In the center is an R-33 car, introduced on the line during the World’s Fair held in Flushing Meadows-Corona Park for two years, 1964-1965; the now-demolished Shea Stadium also opened in 1964. In the Fair years the R-33s had a two-tone blue paint job, with World’s Fair signage. Some cars had states’ names on the sides of the cars; some states that had exhibits at the Fair chose to purchase space on the cars on which their names would be listed. R-33s were the workhorses of the Flushing Line until the early 2000s. In their later years, a dark red paint scheme lent them the nickname “Redbirds.”
On the right is the R-62A, introduced on IRT lines in 1984 and gradually becoming a part of the Flushing Line beginning in 2002. The R-188s will eventually force them into retirement.

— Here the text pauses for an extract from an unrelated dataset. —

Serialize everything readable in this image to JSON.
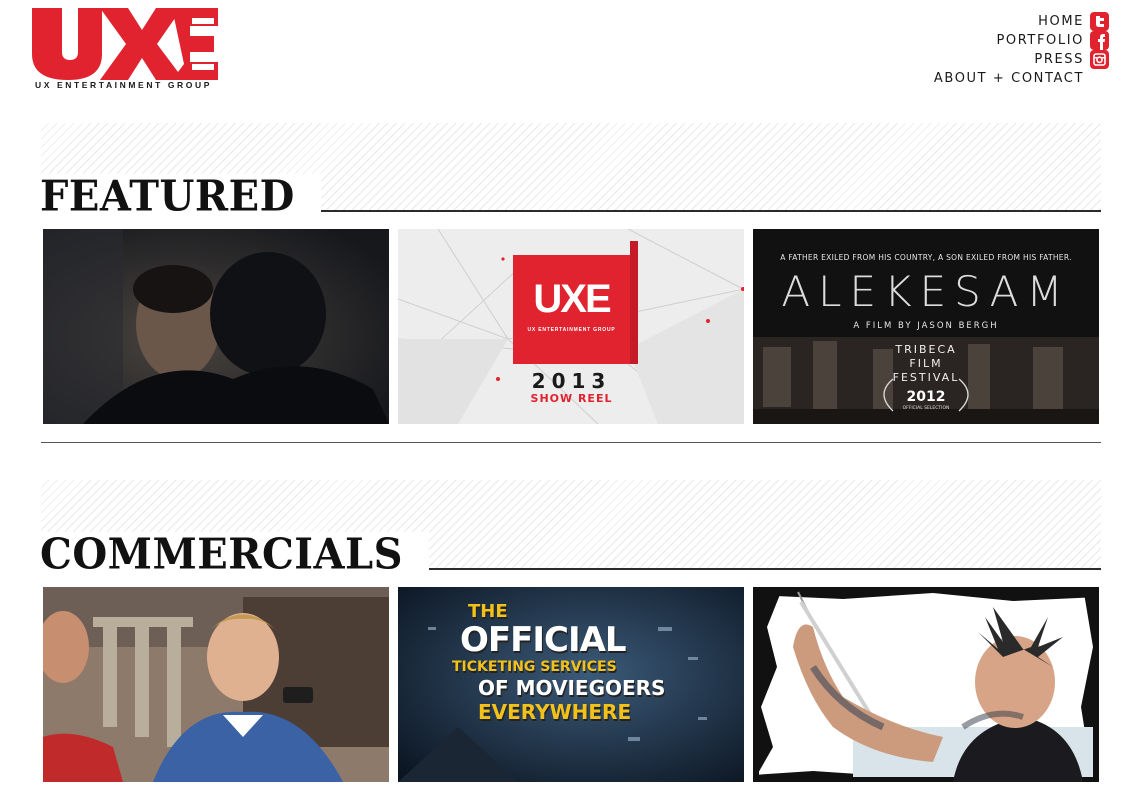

A few days ago, the redoubtable MTA announced that their tradition of presenting vintage Subway trains during the holiday season will continue in 2013. There will also be vintage buses running on 42nd street in the city, but let’s face it, fellow Queensicans — we don’t go there on the weekends unless we absolutely have to. Why would you, if you live in a place as great as Queens?
The “Nostalgia Special,” as MTA calls it, will be running along the M line between Queens and Manhattan again this year during the first four Sundays in December and offers a ride on trains which can date back as far as the 1930′s.
The MTA just finished an $8,500,000 renovation project at the Queens Village Long Island Rail Road station. Queens Courier reports that improvements include two new heavy-duty elevators, new signage, railings, lighting, and a fire alarm system. The MTA also rehabilitated the platform waiting room, repainted the building and added a new shelter shed. Finally, they installed bird abatement devices, drainage and erosion control and security cameras. The current station building first opened in 1924. You can see lots of photos of the station renovation here.